Horsch’s pictures take a 180-degree turn, following the women as they plummet into serious heroin addiction. The glamour lighting is gone, as is the prop furniture. Skin goes from creamy to blotchy to bruised. Their faces become pocked with scratches and open sores. They do not seem to be faking it. The clearly desperate women expose themselves to Horsch’s camera in the same nude poses as the earlier cheesecake shots, this time exposing addiction and degradation, presumably at the photographer’s request.

Some of the same women who had seemed to be having a lark with rough sex play become, over time, emaciated and damaged as heroin deflates their breasts, sinks their eyes, and eats away their fingernails.

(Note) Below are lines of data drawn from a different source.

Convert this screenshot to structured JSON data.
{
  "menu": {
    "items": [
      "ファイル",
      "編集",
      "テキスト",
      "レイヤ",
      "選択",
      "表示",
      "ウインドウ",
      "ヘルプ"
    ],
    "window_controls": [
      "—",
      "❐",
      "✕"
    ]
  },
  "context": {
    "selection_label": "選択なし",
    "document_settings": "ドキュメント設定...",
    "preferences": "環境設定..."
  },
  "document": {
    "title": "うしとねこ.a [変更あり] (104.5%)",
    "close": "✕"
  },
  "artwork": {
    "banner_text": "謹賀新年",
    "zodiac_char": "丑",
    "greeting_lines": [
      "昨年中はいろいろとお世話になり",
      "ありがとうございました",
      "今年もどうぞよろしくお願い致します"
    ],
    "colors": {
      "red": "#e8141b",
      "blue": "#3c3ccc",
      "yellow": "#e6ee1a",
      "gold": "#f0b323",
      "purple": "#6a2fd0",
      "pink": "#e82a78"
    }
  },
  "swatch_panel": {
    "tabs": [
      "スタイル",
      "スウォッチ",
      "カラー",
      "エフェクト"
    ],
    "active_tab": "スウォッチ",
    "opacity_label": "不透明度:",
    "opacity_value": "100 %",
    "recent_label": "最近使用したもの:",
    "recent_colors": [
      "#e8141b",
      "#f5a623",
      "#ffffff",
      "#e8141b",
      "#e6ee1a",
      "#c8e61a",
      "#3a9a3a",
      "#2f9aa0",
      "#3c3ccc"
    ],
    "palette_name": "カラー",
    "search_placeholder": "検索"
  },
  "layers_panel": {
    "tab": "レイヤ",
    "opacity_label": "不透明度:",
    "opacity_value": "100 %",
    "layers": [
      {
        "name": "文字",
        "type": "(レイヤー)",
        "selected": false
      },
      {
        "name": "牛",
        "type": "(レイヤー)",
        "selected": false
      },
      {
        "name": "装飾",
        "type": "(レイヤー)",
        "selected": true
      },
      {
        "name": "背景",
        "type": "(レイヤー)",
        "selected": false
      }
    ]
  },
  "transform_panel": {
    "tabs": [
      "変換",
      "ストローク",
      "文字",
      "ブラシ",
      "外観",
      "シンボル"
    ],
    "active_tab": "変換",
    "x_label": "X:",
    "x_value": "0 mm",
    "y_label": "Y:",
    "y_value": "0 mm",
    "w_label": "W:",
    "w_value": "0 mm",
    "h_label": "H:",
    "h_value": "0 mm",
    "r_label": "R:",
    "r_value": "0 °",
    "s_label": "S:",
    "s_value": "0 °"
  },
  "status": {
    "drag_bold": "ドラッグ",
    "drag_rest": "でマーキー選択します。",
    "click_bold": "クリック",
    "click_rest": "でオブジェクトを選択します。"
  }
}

Throughout their horrific descent, Horsch keeps telling them to take their clothes off for his camera.

Finale and coda

Photo by Ray Horsch, courtesy of the artist.

The show shows the spectrum of pornography, from presenting an alluring sex partner to a grotesque warning. Part of that spectrum is exploitation. Undeniably, Horsch is a dyed-in-the-wool pornographer–good or creepy, fun or abusive, his work is a peek into a shadowy erotic world of lifestyle perversion. Nobody has signed a waiver. Do you still want to sit in that easy chair?

The coda of this slideshow is video. After 30 minutes of stills, Horsch presents, somewhat heavy-handedly, a moving image of a crematorium in which a Jane Doe corpse is burned. This is a real Jane Doe, burned at a crematorium that used to be in a Kensington warehouse, where the city morgue would send unidentified remains.

Photo by Ray Horsch, courtesy of the artist.

Horsch’s sudden inclusion of video imagery of post-autopsy remains (naked, exposed, eviscerated) burning in an incinerator is presented as proof: This woman is really dead, this women is really burning in front of your eyes. (We don’t know how this woman died–by heroin or some other means.) The takeway (Don’t Do Drugs) is delivered with gasping horror, in part because you wanted to be there to see it.

Peter Crimmins is WHYY’s Arts and Culture reporter and Artblog radio’s recordist and editor.